Dinner with a Hot Blonde
“He was into you,” Suzanne persisted as I linked my arm into hers to steady her. The streets of Cleveland were messy with ice and the air was biting with cold, but we were stubbornly going ahead with girl’s night. “It’s just that we’re both Canadians. That’s what Canadians are like when they’re abroad,” I replied. Suzanne was sure that during our TV interview early that day I had used feminine wiles to successfully charm our host. I, on the other hand, was arguing that I do not have feminine wiles and if I did, the application of them would surely be uncomfortable for all involved. I’d taken my high-heeled boots off during the interview, so that when I stood on camera next to Suzanne in her heels, we’d appear to be the same height. Suzanne was sure our host had been impressed by my character and was now taken with me. To me, it seemed Suzanne had decided I was a friend. Suzanne is a gorgeous blonde full of sass and infectiously fun. She’s always laughing and smiling; the dull seems like an adventure with her. For our girl’s night we decided to walk until something struck our fancy – which was a quiet Italian restaurant a few blocks away from our hotel. We ate, drank wine, and gave each other the Cole’s Notes version of our dating histories. We bonded over similar exes and the embarrassing stories wine made easy to tell. Occasionally, Suzanne would steer the conversation back to whether or not I had been flirted with earlier. We debated, picked over facts, and giggled long after our wine glasses were emptied and we’d strolled out to another bar. We proudly accepted the scotches bought for us by the gentlemen at the end of the bar before descending into “real talks”. I may not have charm or feminine wiles, but Suzanne sure does. By the time we linked arms to struggle back over the ice to our hotel, I felt like I’d known her forever. It felt just a titch less lonely in beautiful/lonely Cleveland, and as we arrived at the hotel and said our goodnights, my cellphone dinged and made Suzanne the debate’s winner. “You’re right. He just messaged me.” Suzanne was gracious with her I-told-you-sos.

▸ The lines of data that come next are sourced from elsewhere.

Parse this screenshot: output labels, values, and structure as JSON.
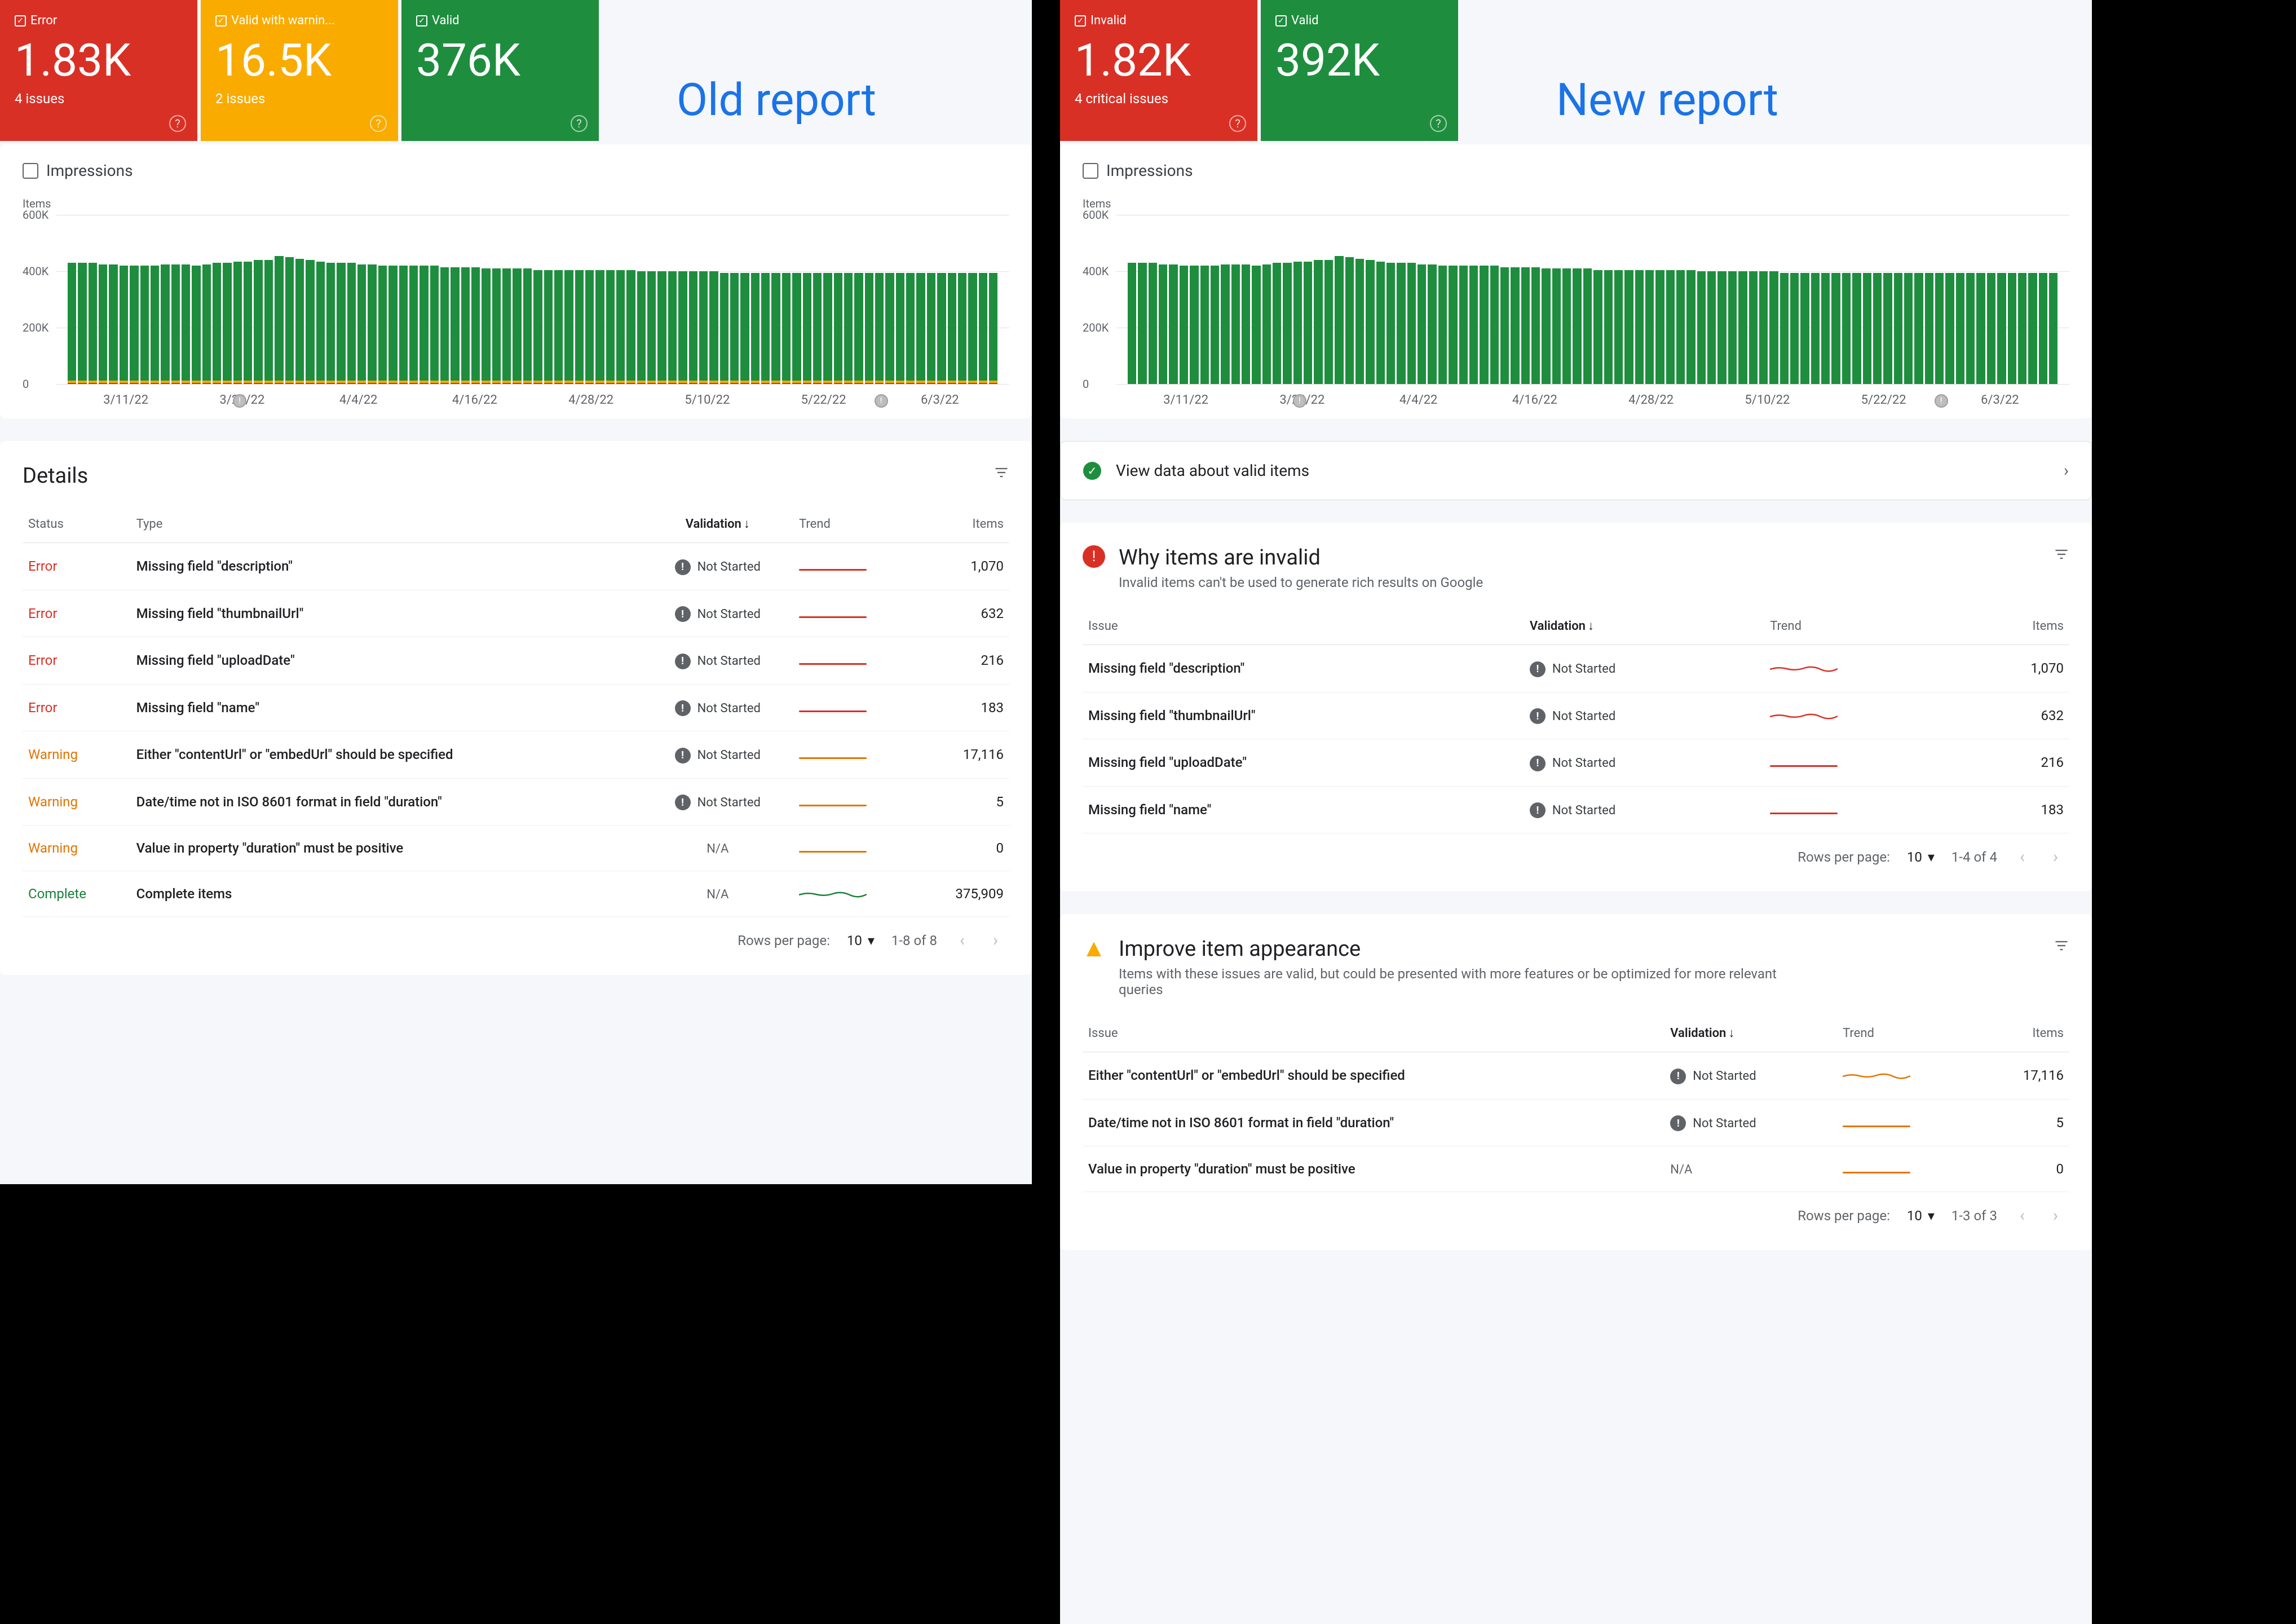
{
  "labels": {
    "old": "Old report",
    "new": "New report",
    "impressions": "Impressions",
    "items_axis": "Items",
    "rows_per_page": "Rows per page:",
    "validation": "Validation",
    "trend": "Trend",
    "items": "Items",
    "status": "Status",
    "type": "Type",
    "not_started": "Not Started",
    "na": "N/A",
    "details": "Details",
    "issue": "Issue",
    "rpp_val": "10"
  },
  "old": {
    "cards": [
      {
        "label": "Error",
        "value": "1.83K",
        "sub": "4 issues",
        "cls": "red"
      },
      {
        "label": "Valid with warnin...",
        "value": "16.5K",
        "sub": "2 issues",
        "cls": "yellow"
      },
      {
        "label": "Valid",
        "value": "376K",
        "sub": "",
        "cls": "green"
      }
    ],
    "pager": "1-8 of 8",
    "rows": [
      {
        "status": "Error",
        "scls": "err",
        "type": "Missing field \"description\"",
        "val": "badge",
        "trend": "red",
        "items": "1,070"
      },
      {
        "status": "Error",
        "scls": "err",
        "type": "Missing field \"thumbnailUrl\"",
        "val": "badge",
        "trend": "red",
        "items": "632"
      },
      {
        "status": "Error",
        "scls": "err",
        "type": "Missing field \"uploadDate\"",
        "val": "badge",
        "trend": "red",
        "items": "216"
      },
      {
        "status": "Error",
        "scls": "err",
        "type": "Missing field \"name\"",
        "val": "badge",
        "trend": "red",
        "items": "183"
      },
      {
        "status": "Warning",
        "scls": "warn",
        "type": "Either \"contentUrl\" or \"embedUrl\" should be specified",
        "val": "badge",
        "trend": "orange",
        "items": "17,116"
      },
      {
        "status": "Warning",
        "scls": "warn",
        "type": "Date/time not in ISO 8601 format in field \"duration\"",
        "val": "badge",
        "trend": "orange",
        "items": "5"
      },
      {
        "status": "Warning",
        "scls": "warn",
        "type": "Value in property \"duration\" must be positive",
        "val": "na",
        "trend": "orange",
        "items": "0"
      },
      {
        "status": "Complete",
        "scls": "ok",
        "type": "Complete items",
        "val": "na",
        "trend": "green-wavy",
        "items": "375,909"
      }
    ]
  },
  "new": {
    "cards": [
      {
        "label": "Invalid",
        "value": "1.82K",
        "sub": "4 critical issues",
        "cls": "red"
      },
      {
        "label": "Valid",
        "value": "392K",
        "sub": "",
        "cls": "green"
      }
    ],
    "valid_link": "View data about valid items",
    "invalid_title": "Why items are invalid",
    "invalid_sub": "Invalid items can't be used to generate rich results on Google",
    "invalid_pager": "1-4 of 4",
    "invalid_rows": [
      {
        "issue": "Missing field \"description\"",
        "val": "badge",
        "trend": "red-wavy",
        "items": "1,070"
      },
      {
        "issue": "Missing field \"thumbnailUrl\"",
        "val": "badge",
        "trend": "red-wavy",
        "items": "632"
      },
      {
        "issue": "Missing field \"uploadDate\"",
        "val": "badge",
        "trend": "red",
        "items": "216"
      },
      {
        "issue": "Missing field \"name\"",
        "val": "badge",
        "trend": "red",
        "items": "183"
      }
    ],
    "improve_title": "Improve item appearance",
    "improve_sub": "Items with these issues are valid, but could be presented with more features or be optimized for more relevant queries",
    "improve_pager": "1-3 of 3",
    "improve_rows": [
      {
        "issue": "Either \"contentUrl\" or \"embedUrl\" should be specified",
        "val": "badge",
        "trend": "orange-wavy",
        "items": "17,116"
      },
      {
        "issue": "Date/time not in ISO 8601 format in field \"duration\"",
        "val": "badge",
        "trend": "orange",
        "items": "5"
      },
      {
        "issue": "Value in property \"duration\" must be positive",
        "val": "na",
        "trend": "orange",
        "items": "0"
      }
    ]
  },
  "chart_data": {
    "type": "bar",
    "title": "",
    "xlabel": "",
    "ylabel": "Items",
    "ylim": [
      0,
      600000
    ],
    "yticks": [
      "0",
      "200K",
      "400K",
      "600K"
    ],
    "xticks": [
      "3/11/22",
      "3/23/22",
      "4/4/22",
      "4/16/22",
      "4/28/22",
      "5/10/22",
      "5/22/22",
      "6/3/22"
    ],
    "note": "Approximate daily valid-items count read from chart; warnings ~17K stacked (old report) below, errors ~2K at base.",
    "values_approx": [
      430,
      430,
      430,
      425,
      425,
      420,
      420,
      420,
      420,
      425,
      425,
      425,
      420,
      425,
      430,
      430,
      435,
      435,
      440,
      440,
      455,
      450,
      445,
      440,
      435,
      430,
      430,
      430,
      425,
      425,
      420,
      420,
      420,
      420,
      420,
      420,
      415,
      415,
      415,
      415,
      410,
      410,
      410,
      410,
      410,
      405,
      405,
      405,
      405,
      405,
      405,
      405,
      405,
      405,
      405,
      400,
      400,
      400,
      400,
      400,
      400,
      400,
      400,
      395,
      395,
      395,
      395,
      395,
      395,
      395,
      395,
      395,
      395,
      395,
      395,
      395,
      395,
      395,
      395,
      395,
      395,
      395,
      395,
      395,
      395,
      395,
      395,
      395,
      395,
      395
    ]
  }
}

Good Times, Cleveland.
*I actually didn’t steal it. I paid, because I wouldn’t survive one night in the slammer. But my co-star insisted that stealing a “peanut butter hang myself” was a much better ending and I’m trying not to stifle his creativity. Plus he is right – it is a better ending than “I then remembered I have wicked-bad split ends and bought some Pantene.” Thank you, Pat.